I see no real reason to get more sophisticated than this simple one way mirror set up. You don’t need RAID, you don’t need proprietary formats just a straightforward copy operation each night.
Do be aware that the first time you run a back-up on a large HD it will take a while. As I write this, my new Thecus NAS is receiving files from my 6TB drive and it will take about 36 hours. Don’t be put off though, this only happens once. The next time the back-up is run only *new or altered* files will be copied: it takes only a fraction of the time, and it happens when you are asleep!
One further point: this is still not a fully robust archiving strategy which is also resistant to physical damage like fire, theft or storms. For that you need to at least take one copy off-site. Personally, when I go away I take the NAS box to a relative’s house and put the external drives into a fireproof safe at home.
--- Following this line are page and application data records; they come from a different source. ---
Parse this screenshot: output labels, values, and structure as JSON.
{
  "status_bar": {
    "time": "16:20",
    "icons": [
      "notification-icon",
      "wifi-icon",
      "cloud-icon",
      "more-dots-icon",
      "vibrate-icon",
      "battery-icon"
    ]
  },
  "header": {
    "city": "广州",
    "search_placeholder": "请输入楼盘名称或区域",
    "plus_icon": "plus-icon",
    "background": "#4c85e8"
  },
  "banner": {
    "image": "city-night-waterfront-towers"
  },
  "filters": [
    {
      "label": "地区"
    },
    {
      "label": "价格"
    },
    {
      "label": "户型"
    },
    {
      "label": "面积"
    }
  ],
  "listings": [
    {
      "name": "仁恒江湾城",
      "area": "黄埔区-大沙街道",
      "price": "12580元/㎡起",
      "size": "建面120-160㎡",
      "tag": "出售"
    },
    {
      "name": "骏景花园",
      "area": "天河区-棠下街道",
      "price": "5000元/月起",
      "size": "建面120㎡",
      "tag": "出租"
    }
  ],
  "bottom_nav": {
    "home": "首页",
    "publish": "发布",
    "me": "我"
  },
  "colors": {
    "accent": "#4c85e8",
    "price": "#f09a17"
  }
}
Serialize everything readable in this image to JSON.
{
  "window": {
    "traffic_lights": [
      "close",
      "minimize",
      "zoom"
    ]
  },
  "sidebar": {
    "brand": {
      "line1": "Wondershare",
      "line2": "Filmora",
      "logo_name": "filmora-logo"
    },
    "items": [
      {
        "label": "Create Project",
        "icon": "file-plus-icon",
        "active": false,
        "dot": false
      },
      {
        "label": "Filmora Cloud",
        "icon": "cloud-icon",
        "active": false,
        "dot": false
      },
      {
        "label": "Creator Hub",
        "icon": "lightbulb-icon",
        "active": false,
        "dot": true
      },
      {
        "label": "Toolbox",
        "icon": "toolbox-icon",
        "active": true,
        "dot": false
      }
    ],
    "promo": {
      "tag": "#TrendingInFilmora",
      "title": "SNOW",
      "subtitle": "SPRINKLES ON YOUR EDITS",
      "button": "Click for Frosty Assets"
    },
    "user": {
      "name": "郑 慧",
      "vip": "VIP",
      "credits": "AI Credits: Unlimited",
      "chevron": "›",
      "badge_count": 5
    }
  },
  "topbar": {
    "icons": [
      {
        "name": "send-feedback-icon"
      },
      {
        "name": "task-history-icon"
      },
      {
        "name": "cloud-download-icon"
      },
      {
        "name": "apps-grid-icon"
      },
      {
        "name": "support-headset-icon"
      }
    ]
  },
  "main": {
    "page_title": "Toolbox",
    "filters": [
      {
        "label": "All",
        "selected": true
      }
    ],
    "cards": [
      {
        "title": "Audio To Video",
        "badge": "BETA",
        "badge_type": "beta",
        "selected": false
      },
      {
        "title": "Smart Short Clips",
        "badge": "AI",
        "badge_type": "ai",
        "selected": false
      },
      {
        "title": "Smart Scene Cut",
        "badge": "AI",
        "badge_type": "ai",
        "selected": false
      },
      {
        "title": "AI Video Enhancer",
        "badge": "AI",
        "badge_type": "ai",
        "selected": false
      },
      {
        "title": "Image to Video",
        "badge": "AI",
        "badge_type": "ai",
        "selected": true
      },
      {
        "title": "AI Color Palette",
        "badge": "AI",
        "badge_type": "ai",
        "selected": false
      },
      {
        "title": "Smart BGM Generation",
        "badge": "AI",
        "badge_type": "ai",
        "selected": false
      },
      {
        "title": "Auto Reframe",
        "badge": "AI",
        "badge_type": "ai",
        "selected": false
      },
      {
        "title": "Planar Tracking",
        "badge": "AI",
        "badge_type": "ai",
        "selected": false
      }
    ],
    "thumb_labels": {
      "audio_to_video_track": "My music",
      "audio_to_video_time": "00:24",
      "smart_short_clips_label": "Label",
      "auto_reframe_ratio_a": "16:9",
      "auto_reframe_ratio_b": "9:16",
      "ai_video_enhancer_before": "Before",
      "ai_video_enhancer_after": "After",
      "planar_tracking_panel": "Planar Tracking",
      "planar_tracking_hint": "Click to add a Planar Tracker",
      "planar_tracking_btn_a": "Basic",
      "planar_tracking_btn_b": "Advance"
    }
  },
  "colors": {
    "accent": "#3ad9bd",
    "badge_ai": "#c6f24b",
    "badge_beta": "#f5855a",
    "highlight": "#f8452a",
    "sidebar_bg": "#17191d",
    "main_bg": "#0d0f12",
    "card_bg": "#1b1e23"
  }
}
This means my data is still vulnerable to a disaster when I am *not* away but without putting in place some sort of rotating back-up drive policy with three HDs instead of two, it’s a risk I accept.
No system is perfect but my simple system is highly resistant to hardware failure, which is enough for me.
1x 6TB My Book Thunderbolt Duo connected to my desktop computer.
1x Thecus 2130 NAS box containing 2x 6TB WD RED hard drives connected to a Gigabit wired Ethernet network (wireless is too slow).
Chronosync scheduled to *one-way mirror* the entire 6TB My Book drive to one of the 6TB drives in the NAS every night at 0200.